Assignment:
Filter the entries, keeping every line with the string "Last".
*** Opening of Input for this task ***
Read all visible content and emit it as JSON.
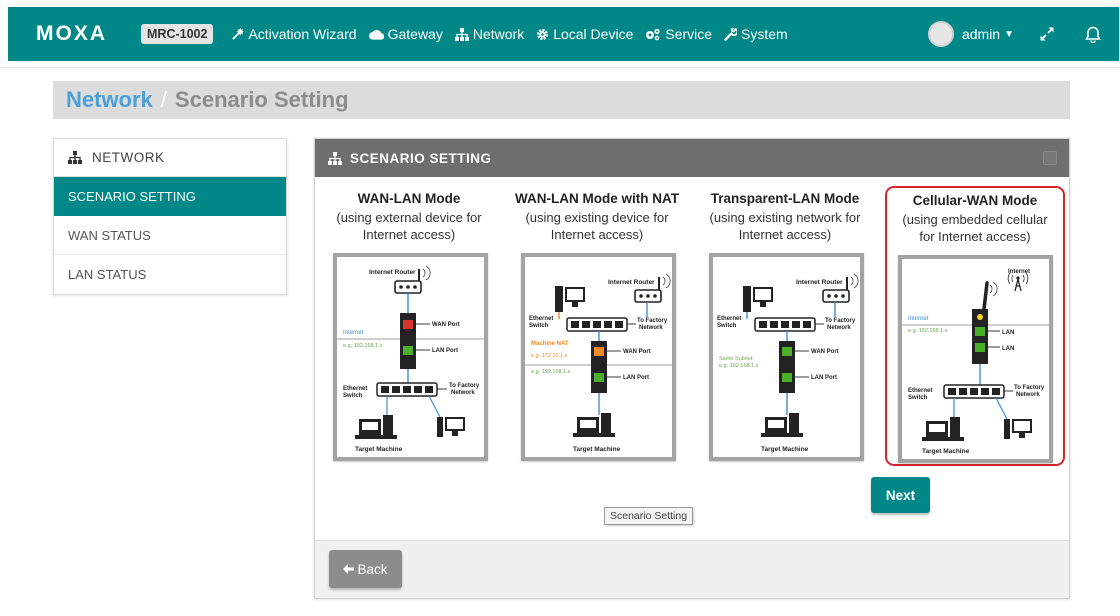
{
  "header": {
    "logo": "MOXA",
    "model": "MRC-1002",
    "nav": [
      {
        "label": "Activation Wizard",
        "icon": "magic-wand-icon"
      },
      {
        "label": "Gateway",
        "icon": "cloud-icon"
      },
      {
        "label": "Network",
        "icon": "sitemap-icon"
      },
      {
        "label": "Local Device",
        "icon": "gear-icon"
      },
      {
        "label": "Service",
        "icon": "gears-icon"
      },
      {
        "label": "System",
        "icon": "wrench-icon"
      }
    ],
    "user": "admin"
  },
  "breadcrumb": {
    "root": "Network",
    "separator": "/",
    "current": "Scenario Setting"
  },
  "sidebar": {
    "title": "NETWORK",
    "items": [
      {
        "label": "SCENARIO SETTING",
        "active": true
      },
      {
        "label": "WAN STATUS",
        "active": false
      },
      {
        "label": "LAN STATUS",
        "active": false
      }
    ]
  },
  "panel": {
    "title": "SCENARIO SETTING",
    "modes": [
      {
        "title": "WAN-LAN Mode",
        "desc_line1": "(using external device for",
        "desc_line2": "Internet access)",
        "diagram": {
          "router": "Internet Router",
          "wan_port": "WAN Port",
          "lan_port": "LAN Port",
          "net_label": "Internet",
          "net_example": "e.g. 192.168.1.x",
          "switch": [
            "Ethernet",
            "Switch"
          ],
          "factory": [
            "To Factory",
            "Network"
          ],
          "target": "Target Machine"
        }
      },
      {
        "title": "WAN-LAN Mode with NAT",
        "desc_line1": "(using existing device for",
        "desc_line2": "Internet access)",
        "diagram": {
          "router": "Internet Router",
          "switch": [
            "Ethernet",
            "Switch"
          ],
          "factory": [
            "To Factory",
            "Network"
          ],
          "nat_label": "Machine NAT",
          "nat_example": "e.g. 172.20.1.x",
          "net_example": "e.g. 192.168.1.x",
          "wan_port": "WAN Port",
          "lan_port": "LAN Port",
          "target": "Target Machine"
        }
      },
      {
        "title": "Transparent-LAN Mode",
        "desc_line1": "(using existing network for",
        "desc_line2": "Internet access)",
        "diagram": {
          "router": "Internet Router",
          "switch": [
            "Ethernet",
            "Switch"
          ],
          "factory": [
            "To Factory",
            "Network"
          ],
          "subnet_label": "Same Subnet:",
          "subnet_example": "e.g. 192.168.1.x",
          "wan_port": "WAN Port",
          "lan_port": "LAN Port",
          "target": "Target Machine"
        }
      },
      {
        "title": "Cellular-WAN Mode",
        "desc_line1": "(using embedded cellular",
        "desc_line2": "for Internet access)",
        "selected": true,
        "diagram": {
          "internet": "Internet",
          "net_label": "Internet",
          "net_example": "e.g. 192.168.1.x",
          "lan1": "LAN",
          "lan2": "LAN",
          "switch": [
            "Ethernet",
            "Switch"
          ],
          "factory": [
            "To Factory",
            "Network"
          ],
          "target": "Target Machine"
        }
      }
    ],
    "next_label": "Next",
    "tooltip": "Scenario Setting",
    "back_label": "Back"
  },
  "colors": {
    "brand": "#008787",
    "breadcrumb_link": "#4a9fd8",
    "panel_header": "#6e6e6e",
    "selected_outline": "#d8252b",
    "wan_indicator": "#d9342b",
    "lan_indicator": "#4caf2a",
    "nat_indicator": "#f08a24"
  }
}
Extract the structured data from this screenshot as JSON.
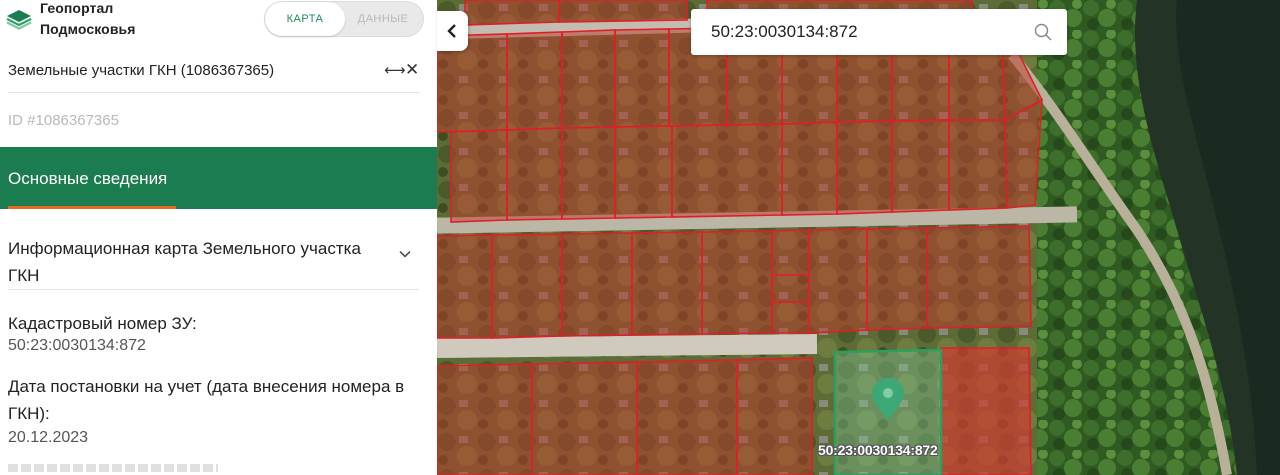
{
  "app": {
    "logo_line1": "Геопортал",
    "logo_line2": "Подмосковья",
    "brand_color": "#1b7d4f",
    "accent_color": "#e76a1e"
  },
  "view_toggle": {
    "map_label": "КАРТА",
    "data_label": "ДАННЫЕ",
    "selected": "КАРТА"
  },
  "panel": {
    "layer_title": "Земельные участки ГКН (1086367365)",
    "expand_icon": "expand-arrows-icon",
    "close_icon": "close-icon",
    "object_id": "ID #1086367365",
    "active_tab": "Основные сведения",
    "accordion_title": "Информационная карта Земельного участка ГКН",
    "fields": [
      {
        "label": "Кадастровый номер ЗУ:",
        "value": "50:23:0030134:872"
      },
      {
        "label": "Дата постановки на учет (дата внесения номера в ГКН):",
        "value": "20.12.2023"
      }
    ]
  },
  "map": {
    "search_value": "50:23:0030134:872",
    "search_icon": "search-icon",
    "collapse_icon": "chevron-left-icon",
    "selected_parcel_label": "50:23:0030134:872",
    "parcel_stroke_color": "#e01e28",
    "parcel_fill_color": "#c0392b",
    "selected_parcel_color": "#2e9e5e",
    "marker_icon": "location-pin-icon"
  }
}
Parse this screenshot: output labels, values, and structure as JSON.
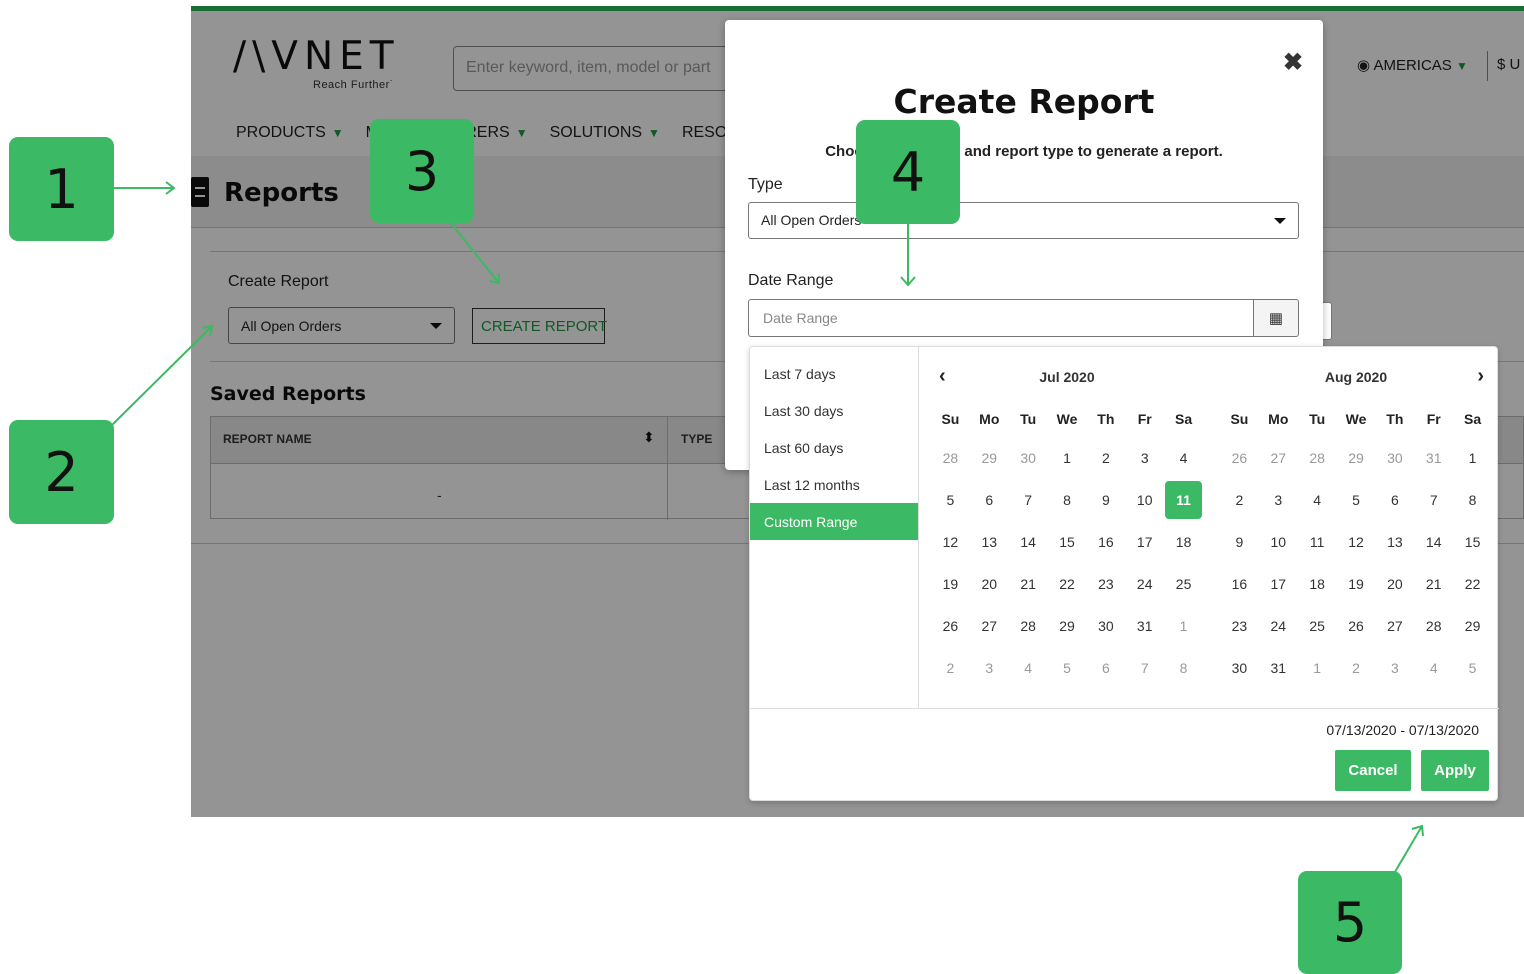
{
  "header": {
    "logo_text": "/\\VNET",
    "logo_tagline": "Reach Further˙",
    "search_placeholder": "Enter keyword, item, model or part",
    "region": "AMERICAS",
    "currency": "$ U",
    "nav": [
      "PRODUCTS",
      "MANUFACTURERS",
      "SOLUTIONS",
      "RESOURCES"
    ]
  },
  "page": {
    "title": "Reports",
    "create_label": "Create Report",
    "type_selected": "All Open Orders",
    "create_button": "CREATE REPORT",
    "saved_title": "Saved Reports",
    "table": {
      "columns": [
        "REPORT NAME",
        "TYPE"
      ],
      "empty_cell": "-"
    }
  },
  "modal": {
    "close": "✖",
    "title": "Create Report",
    "description": "Choose date range and report type to generate a report.",
    "type_label": "Type",
    "type_value": "All Open Orders",
    "date_label": "Date Range",
    "date_placeholder": "Date Range"
  },
  "picker": {
    "ranges": [
      "Last 7 days",
      "Last 30 days",
      "Last 60 days",
      "Last 12 months",
      "Custom Range"
    ],
    "active_range": "Custom Range",
    "weekdays": [
      "Su",
      "Mo",
      "Tu",
      "We",
      "Th",
      "Fr",
      "Sa"
    ],
    "left": {
      "month": "Jul 2020",
      "days": [
        "28",
        "29",
        "30",
        "1",
        "2",
        "3",
        "4",
        "5",
        "6",
        "7",
        "8",
        "9",
        "10",
        "11",
        "12",
        "13",
        "14",
        "15",
        "16",
        "17",
        "18",
        "19",
        "20",
        "21",
        "22",
        "23",
        "24",
        "25",
        "26",
        "27",
        "28",
        "29",
        "30",
        "31",
        "1",
        "2",
        "3",
        "4",
        "5",
        "6",
        "7",
        "8"
      ],
      "off": [
        0,
        1,
        2,
        34,
        35,
        36,
        37,
        38,
        39,
        40,
        41
      ],
      "selected": [
        13
      ]
    },
    "right": {
      "month": "Aug 2020",
      "days": [
        "26",
        "27",
        "28",
        "29",
        "30",
        "31",
        "1",
        "2",
        "3",
        "4",
        "5",
        "6",
        "7",
        "8",
        "9",
        "10",
        "11",
        "12",
        "13",
        "14",
        "15",
        "16",
        "17",
        "18",
        "19",
        "20",
        "21",
        "22",
        "23",
        "24",
        "25",
        "26",
        "27",
        "28",
        "29",
        "30",
        "31",
        "1",
        "2",
        "3",
        "4",
        "5"
      ],
      "off": [
        0,
        1,
        2,
        3,
        4,
        5,
        37,
        38,
        39,
        40,
        41
      ],
      "selected": []
    },
    "range_text": "07/13/2020 - 07/13/2020",
    "cancel": "Cancel",
    "apply": "Apply",
    "prev_arrow": "‹",
    "next_arrow": "›"
  },
  "callouts": [
    "1",
    "2",
    "3",
    "4",
    "5"
  ],
  "colors": {
    "accent": "#3cb964",
    "brand_dark": "#1b6e33"
  }
}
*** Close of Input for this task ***
Solution for this problem:
      "Last 7 days",
      "Last 30 days",
      "Last 60 days",
      "Last 12 months",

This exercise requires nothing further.